"I look at [United Village], and at least there's a plan to develop that," he said. "I look at the rest of the neighborhood, and I see all these other property owners and people just sitting on land and letting it get full of trash."

Down the street, Kathy Stransky has owned the Midway Used and Rare Books, on the corner of University and Snelling avenues, with her husband, Tom, since 1980.

The store is steps away from the Snelling Avenue light-rail station, a magnet for loiterers and people with addiction. Panhandlers often stand dangerously close to cars at the busy nearby intersection.

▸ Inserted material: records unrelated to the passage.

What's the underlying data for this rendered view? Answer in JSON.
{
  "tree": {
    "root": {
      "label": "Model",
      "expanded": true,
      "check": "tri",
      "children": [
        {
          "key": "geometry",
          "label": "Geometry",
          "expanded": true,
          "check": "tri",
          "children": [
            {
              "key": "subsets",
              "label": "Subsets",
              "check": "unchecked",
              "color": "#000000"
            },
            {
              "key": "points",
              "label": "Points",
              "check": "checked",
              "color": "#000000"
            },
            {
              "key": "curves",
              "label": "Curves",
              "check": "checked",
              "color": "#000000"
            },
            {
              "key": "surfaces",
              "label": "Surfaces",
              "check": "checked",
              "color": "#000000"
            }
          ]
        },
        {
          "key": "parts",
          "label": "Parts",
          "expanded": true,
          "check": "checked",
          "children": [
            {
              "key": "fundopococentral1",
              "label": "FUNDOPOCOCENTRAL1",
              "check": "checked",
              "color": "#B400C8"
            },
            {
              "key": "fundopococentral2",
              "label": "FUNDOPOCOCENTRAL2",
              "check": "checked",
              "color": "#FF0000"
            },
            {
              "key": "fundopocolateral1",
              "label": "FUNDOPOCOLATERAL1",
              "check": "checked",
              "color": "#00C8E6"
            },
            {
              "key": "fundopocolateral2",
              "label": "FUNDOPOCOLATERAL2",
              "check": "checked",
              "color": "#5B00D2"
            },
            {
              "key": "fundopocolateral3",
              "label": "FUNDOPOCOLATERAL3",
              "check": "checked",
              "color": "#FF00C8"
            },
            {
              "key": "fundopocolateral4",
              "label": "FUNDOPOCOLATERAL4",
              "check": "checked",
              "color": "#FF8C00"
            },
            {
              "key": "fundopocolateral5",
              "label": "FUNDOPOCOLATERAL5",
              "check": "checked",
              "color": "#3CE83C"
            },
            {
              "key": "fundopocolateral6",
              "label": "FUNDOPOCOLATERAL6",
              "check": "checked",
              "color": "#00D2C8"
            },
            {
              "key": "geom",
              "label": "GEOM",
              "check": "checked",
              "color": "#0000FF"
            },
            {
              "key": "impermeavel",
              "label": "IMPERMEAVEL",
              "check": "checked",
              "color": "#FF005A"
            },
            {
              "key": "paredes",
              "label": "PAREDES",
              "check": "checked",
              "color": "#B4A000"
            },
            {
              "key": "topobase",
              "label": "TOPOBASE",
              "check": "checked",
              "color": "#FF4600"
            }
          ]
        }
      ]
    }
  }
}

Years ago, the bookstore was open from 10 a.m. until 10 p.m. As book-browsing habits changed, closing time moved earlier — for a long time, 7 p.m. In recent years, that moved up to 5 p.m. After a store volunteer was assaulted by a shoplifter, Stransky recently decided to lock the doors even when the store is open. She thinks the city and developers of United Village need to step up.

"We actually do need help if we're going to keep staying here," she said. "We're not feeling safe here anymore."

Hope on the horizon?

Help may be on the way. Last session, the Minnesota Legislature approved grants of up to $50,000 and loans of up to $1 million for businesses, nonprofits and developers in areas affected by racial discrimination, unrest, lack of access to capital and other factors.

Justin Lewandowski, the organizing director for the Hamline-Midway Coalition said most of the Midway neighborhood is eligible for the program. Lewandowski said that in canvassing local businesses to spread the word, some owners were "floored" at the prospect of getting this kind of help.

Both the Hamline-Midway and Union Park coalitions are in the process of moving to Spruce Tree Center, the green tile-clad building across the street from the future United Village, Lewandowski said. The Hamline-Midway Coalition has applied to adopt the light-rail platform just outside its new office building, to help keep it clean and more monitored.

Lewandowski said the councils are also renewing efforts to relay information between residents, businesses and United Village representatives. They are hosting a community meeting with updates on the development at the stadium on March 14.

Anika Bowie, a newly elected councilmember whose ward includes the United Village area, said she thinks McGuire's plans are a good start. But she said she has shared with McGuire that any new development needs to happen in cooperation with existing businesses, many of which are owned by African and Asian immigrants.

Bowie called on McGuire to think about offering space in new development to local restaurants or finding other partnership opportunities for businesses on University Avenue. "This is our economic corridor."